PROVIDED RECORDS:
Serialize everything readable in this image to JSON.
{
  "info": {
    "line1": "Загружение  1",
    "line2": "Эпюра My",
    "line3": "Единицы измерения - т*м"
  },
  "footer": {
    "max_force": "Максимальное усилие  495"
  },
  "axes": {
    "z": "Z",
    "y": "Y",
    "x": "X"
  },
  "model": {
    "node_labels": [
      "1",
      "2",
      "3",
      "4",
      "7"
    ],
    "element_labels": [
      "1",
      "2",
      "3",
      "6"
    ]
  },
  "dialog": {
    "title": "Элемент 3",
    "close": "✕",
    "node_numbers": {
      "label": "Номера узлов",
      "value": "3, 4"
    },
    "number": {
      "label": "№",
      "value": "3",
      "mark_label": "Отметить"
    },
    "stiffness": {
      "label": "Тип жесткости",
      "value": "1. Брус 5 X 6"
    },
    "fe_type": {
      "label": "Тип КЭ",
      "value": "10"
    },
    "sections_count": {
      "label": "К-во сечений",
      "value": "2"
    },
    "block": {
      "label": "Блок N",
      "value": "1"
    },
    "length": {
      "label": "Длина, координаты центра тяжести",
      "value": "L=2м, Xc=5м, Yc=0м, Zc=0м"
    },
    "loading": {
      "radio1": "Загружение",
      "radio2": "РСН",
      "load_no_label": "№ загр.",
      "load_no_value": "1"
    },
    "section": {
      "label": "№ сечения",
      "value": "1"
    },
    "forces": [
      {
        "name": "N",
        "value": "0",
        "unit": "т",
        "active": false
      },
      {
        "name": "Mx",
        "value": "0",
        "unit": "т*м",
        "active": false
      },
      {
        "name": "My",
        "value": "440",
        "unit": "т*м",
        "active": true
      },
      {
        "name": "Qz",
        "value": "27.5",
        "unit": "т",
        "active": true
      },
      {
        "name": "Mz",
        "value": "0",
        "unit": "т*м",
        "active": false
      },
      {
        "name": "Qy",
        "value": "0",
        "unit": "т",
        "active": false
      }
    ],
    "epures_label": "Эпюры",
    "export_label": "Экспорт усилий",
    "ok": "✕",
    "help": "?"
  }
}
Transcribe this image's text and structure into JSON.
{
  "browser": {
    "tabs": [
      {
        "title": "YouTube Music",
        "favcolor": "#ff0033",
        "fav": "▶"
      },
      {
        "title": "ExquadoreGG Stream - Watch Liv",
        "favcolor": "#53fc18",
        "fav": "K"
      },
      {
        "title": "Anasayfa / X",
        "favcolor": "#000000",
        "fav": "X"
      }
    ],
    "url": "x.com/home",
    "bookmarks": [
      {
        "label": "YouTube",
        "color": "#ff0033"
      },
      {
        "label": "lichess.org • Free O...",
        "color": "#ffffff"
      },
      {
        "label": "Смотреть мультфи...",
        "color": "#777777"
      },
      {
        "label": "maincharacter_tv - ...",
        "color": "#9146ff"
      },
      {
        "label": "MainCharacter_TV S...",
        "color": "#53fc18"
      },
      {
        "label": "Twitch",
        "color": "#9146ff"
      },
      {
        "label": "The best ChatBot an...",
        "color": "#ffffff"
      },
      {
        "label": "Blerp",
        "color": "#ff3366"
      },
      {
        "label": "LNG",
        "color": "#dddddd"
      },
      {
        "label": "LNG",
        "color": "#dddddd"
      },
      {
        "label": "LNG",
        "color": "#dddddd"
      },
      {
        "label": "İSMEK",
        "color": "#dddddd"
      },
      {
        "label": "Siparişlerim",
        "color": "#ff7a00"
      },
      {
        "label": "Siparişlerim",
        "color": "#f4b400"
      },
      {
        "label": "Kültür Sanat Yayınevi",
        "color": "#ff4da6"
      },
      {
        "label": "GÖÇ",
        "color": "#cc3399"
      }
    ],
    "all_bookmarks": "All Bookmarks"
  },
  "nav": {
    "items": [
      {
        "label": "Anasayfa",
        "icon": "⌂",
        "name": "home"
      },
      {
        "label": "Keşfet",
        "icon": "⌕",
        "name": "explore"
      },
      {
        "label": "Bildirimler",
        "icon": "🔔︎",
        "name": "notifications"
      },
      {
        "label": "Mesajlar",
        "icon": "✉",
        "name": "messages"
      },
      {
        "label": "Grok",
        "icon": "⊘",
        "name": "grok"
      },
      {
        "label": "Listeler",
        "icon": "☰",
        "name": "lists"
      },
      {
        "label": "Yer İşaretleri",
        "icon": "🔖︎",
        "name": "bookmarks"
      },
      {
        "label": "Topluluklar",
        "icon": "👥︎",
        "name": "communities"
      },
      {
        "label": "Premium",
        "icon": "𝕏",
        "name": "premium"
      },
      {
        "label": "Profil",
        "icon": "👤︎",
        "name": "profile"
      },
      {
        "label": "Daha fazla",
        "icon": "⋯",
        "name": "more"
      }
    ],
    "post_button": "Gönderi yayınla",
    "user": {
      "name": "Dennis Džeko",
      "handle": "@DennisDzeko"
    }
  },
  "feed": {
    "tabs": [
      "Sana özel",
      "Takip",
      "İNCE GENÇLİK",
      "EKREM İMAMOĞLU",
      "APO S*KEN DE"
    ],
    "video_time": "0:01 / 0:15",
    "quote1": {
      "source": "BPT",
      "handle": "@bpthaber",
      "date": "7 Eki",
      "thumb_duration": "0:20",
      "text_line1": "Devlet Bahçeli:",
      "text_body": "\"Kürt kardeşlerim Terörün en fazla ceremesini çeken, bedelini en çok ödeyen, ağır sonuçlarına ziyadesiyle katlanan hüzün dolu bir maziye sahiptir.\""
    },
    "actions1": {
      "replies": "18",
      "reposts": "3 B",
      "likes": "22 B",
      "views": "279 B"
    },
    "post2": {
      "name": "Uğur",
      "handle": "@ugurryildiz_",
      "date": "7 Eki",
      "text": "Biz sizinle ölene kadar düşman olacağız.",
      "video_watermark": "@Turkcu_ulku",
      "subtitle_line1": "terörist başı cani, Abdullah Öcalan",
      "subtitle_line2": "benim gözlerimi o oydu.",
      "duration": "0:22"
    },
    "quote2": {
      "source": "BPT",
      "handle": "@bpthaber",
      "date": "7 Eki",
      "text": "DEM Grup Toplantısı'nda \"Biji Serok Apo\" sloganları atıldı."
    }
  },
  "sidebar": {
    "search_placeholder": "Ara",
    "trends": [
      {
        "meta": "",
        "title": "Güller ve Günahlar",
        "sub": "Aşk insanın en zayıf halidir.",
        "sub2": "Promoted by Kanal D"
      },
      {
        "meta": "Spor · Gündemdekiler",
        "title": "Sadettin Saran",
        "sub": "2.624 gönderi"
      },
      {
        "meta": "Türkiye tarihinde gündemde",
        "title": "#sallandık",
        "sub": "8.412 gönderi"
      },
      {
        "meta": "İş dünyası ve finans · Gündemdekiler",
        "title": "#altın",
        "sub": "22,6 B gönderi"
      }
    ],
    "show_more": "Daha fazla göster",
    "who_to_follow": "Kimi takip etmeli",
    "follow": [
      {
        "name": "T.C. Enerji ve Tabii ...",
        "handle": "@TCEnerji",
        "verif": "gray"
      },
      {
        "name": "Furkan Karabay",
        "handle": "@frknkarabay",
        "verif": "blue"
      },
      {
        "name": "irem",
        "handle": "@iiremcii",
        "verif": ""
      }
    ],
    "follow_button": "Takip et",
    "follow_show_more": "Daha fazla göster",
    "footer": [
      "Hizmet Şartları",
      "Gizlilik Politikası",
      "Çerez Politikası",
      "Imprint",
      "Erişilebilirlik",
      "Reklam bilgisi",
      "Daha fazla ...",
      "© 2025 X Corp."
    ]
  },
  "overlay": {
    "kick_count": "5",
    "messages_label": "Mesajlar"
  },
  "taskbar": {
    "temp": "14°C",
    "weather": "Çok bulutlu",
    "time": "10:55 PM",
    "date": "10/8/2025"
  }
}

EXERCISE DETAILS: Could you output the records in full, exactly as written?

SOLVED EXERCISE:
Serialize everything readable in this image to JSON.
{
  "info": {
    "line1": "Загружение  1",
    "line2": "Эпюра My",
    "line3": "Единицы измерения - т*м"
  },
  "footer": {
    "max_force": "Максимальное усилие  495"
  },
  "axes": {
    "z": "Z",
    "y": "Y",
    "x": "X"
  },
  "model": {
    "node_labels": [
      "1",
      "2",
      "3",
      "4",
      "7"
    ],
    "element_labels": [
      "1",
      "2",
      "3",
      "6"
    ]
  },
  "dialog": {
    "title": "Элемент 3",
    "close": "✕",
    "node_numbers": {
      "label": "Номера узлов",
      "value": "3, 4"
    },
    "number": {
      "label": "№",
      "value": "3",
      "mark_label": "Отметить"
    },
    "stiffness": {
      "label": "Тип жесткости",
      "value": "1. Брус 5 X 6"
    },
    "fe_type": {
      "label": "Тип КЭ",
      "value": "10"
    },
    "sections_count": {
      "label": "К-во сечений",
      "value": "2"
    },
    "block": {
      "label": "Блок N",
      "value": "1"
    },
    "length": {
      "label": "Длина, координаты центра тяжести",
      "value": "L=2м, Xc=5м, Yc=0м, Zc=0м"
    },
    "loading": {
      "radio1": "Загружение",
      "radio2": "РСН",
      "load_no_label": "№ загр.",
      "load_no_value": "1"
    },
    "section": {
      "label": "№ сечения",
      "value": "1"
    },
    "forces": [
      {
        "name": "N",
        "value": "0",
        "unit": "т",
        "active": false
      },
      {
        "name": "Mx",
        "value": "0",
        "unit": "т*м",
        "active": false
      },
      {
        "name": "My",
        "value": "440",
        "unit": "т*м",
        "active": true
      },
      {
        "name": "Qz",
        "value": "27.5",
        "unit": "т",
        "active": true
      },
      {
        "name": "Mz",
        "value": "0",
        "unit": "т*м",
        "active": false
      },
      {
        "name": "Qy",
        "value": "0",
        "unit": "т",
        "active": false
      }
    ],
    "epures_label": "Эпюры",
    "export_label": "Экспорт усилий",
    "ok": "✕",
    "help": "?"
  }
}
Transcribe this image's text and structure into JSON.
{
  "browser": {
    "tabs": [
      {
        "title": "YouTube Music",
        "favcolor": "#ff0033",
        "fav": "▶"
      },
      {
        "title": "ExquadoreGG Stream - Watch Liv",
        "favcolor": "#53fc18",
        "fav": "K"
      },
      {
        "title": "Anasayfa / X",
        "favcolor": "#000000",
        "fav": "X"
      }
    ],
    "url": "x.com/home",
    "bookmarks": [
      {
        "label": "YouTube",
        "color": "#ff0033"
      },
      {
        "label": "lichess.org • Free O...",
        "color": "#ffffff"
      },
      {
        "label": "Смотреть мультфи...",
        "color": "#777777"
      },
      {
        "label": "maincharacter_tv - ...",
        "color": "#9146ff"
      },
      {
        "label": "MainCharacter_TV S...",
        "color": "#53fc18"
      },
      {
        "label": "Twitch",
        "color": "#9146ff"
      },
      {
        "label": "The best ChatBot an...",
        "color": "#ffffff"
      },
      {
        "label": "Blerp",
        "color": "#ff3366"
      },
      {
        "label": "LNG",
        "color": "#dddddd"
      },
      {
        "label": "LNG",
        "color": "#dddddd"
      },
      {
        "label": "LNG",
        "color": "#dddddd"
      },
      {
        "label": "İSMEK",
        "color": "#dddddd"
      },
      {
        "label": "Siparişlerim",
        "color": "#ff7a00"
      },
      {
        "label": "Siparişlerim",
        "color": "#f4b400"
      },
      {
        "label": "Kültür Sanat Yayınevi",
        "color": "#ff4da6"
      },
      {
        "label": "GÖÇ",
        "color": "#cc3399"
      }
    ],
    "all_bookmarks": "All Bookmarks"
  },
  "nav": {
    "items": [
      {
        "label": "Anasayfa",
        "icon": "⌂",
        "name": "home"
      },
      {
        "label": "Keşfet",
        "icon": "⌕",
        "name": "explore"
      },
      {
        "label": "Bildirimler",
        "icon": "🔔︎",
        "name": "notifications"
      },
      {
        "label": "Mesajlar",
        "icon": "✉",
        "name": "messages"
      },
      {
        "label": "Grok",
        "icon": "⊘",
        "name": "grok"
      },
      {
        "label": "Listeler",
        "icon": "☰",
        "name": "lists"
      },
      {
        "label": "Yer İşaretleri",
        "icon": "🔖︎",
        "name": "bookmarks"
      },
      {
        "label": "Topluluklar",
        "icon": "👥︎",
        "name": "communities"
      },
      {
        "label": "Premium",
        "icon": "𝕏",
        "name": "premium"
      },
      {
        "label": "Profil",
        "icon": "👤︎",
        "name": "profile"
      },
      {
        "label": "Daha fazla",
        "icon": "⋯",
        "name": "more"
      }
    ],
    "post_button": "Gönderi yayınla",
    "user": {
      "name": "Dennis Džeko",
      "handle": "@DennisDzeko"
    }
  },
  "feed": {
    "tabs": [
      "Sana özel",
      "Takip",
      "İNCE GENÇLİK",
      "EKREM İMAMOĞLU",
      "APO S*KEN DE"
    ],
    "video_time": "0:01 / 0:15",
    "quote1": {
      "source": "BPT",
      "handle": "@bpthaber",
      "date": "7 Eki",
      "thumb_duration": "0:20",
      "text_line1": "Devlet Bahçeli:",
      "text_body": "\"Kürt kardeşlerim Terörün en fazla ceremesini çeken, bedelini en çok ödeyen, ağır sonuçlarına ziyadesiyle katlanan hüzün dolu bir maziye sahiptir.\""
    },
    "actions1": {
      "replies": "18",
      "reposts": "3 B",
      "likes": "22 B",
      "views": "279 B"
    },
    "post2": {
      "name": "Uğur",
      "handle": "@ugurryildiz_",
      "date": "7 Eki",
      "text": "Biz sizinle ölene kadar düşman olacağız.",
      "video_watermark": "@Turkcu_ulku",
      "subtitle_line1": "terörist başı cani, Abdullah Öcalan",
      "subtitle_line2": "benim gözlerimi o oydu.",
      "duration": "0:22"
    },
    "quote2": {
      "source": "BPT",
      "handle": "@bpthaber",
      "date": "7 Eki",
      "text": "DEM Grup Toplantısı'nda \"Biji Serok Apo\" sloganları atıldı."
    }
  },
  "sidebar": {
    "search_placeholder": "Ara",
    "trends": [
      {
        "meta": "",
        "title": "Güller ve Günahlar",
        "sub": "Aşk insanın en zayıf halidir.",
        "sub2": "Promoted by Kanal D"
      },
      {
        "meta": "Spor · Gündemdekiler",
        "title": "Sadettin Saran",
        "sub": "2.624 gönderi"
      },
      {
        "meta": "Türkiye tarihinde gündemde",
        "title": "#sallandık",
        "sub": "8.412 gönderi"
      },
      {
        "meta": "İş dünyası ve finans · Gündemdekiler",
        "title": "#altın",
        "sub": "22,6 B gönderi"
      }
    ],
    "show_more": "Daha fazla göster",
    "who_to_follow": "Kimi takip etmeli",
    "follow": [
      {
        "name": "T.C. Enerji ve Tabii ...",
        "handle": "@TCEnerji",
        "verif": "gray"
      },
      {
        "name": "Furkan Karabay",
        "handle": "@frknkarabay",
        "verif": "blue"
      },
      {
        "name": "irem",
        "handle": "@iiremcii",
        "verif": ""
      }
    ],
    "follow_button": "Takip et",
    "follow_show_more": "Daha fazla göster",
    "footer": [
      "Hizmet Şartları",
      "Gizlilik Politikası",
      "Çerez Politikası",
      "Imprint",
      "Erişilebilirlik",
      "Reklam bilgisi",
      "Daha fazla ...",
      "© 2025 X Corp."
    ]
  },
  "overlay": {
    "kick_count": "5",
    "messages_label": "Mesajlar"
  },
  "taskbar": {
    "temp": "14°C",
    "weather": "Çok bulutlu",
    "time": "10:55 PM",
    "date": "10/8/2025"
  }
}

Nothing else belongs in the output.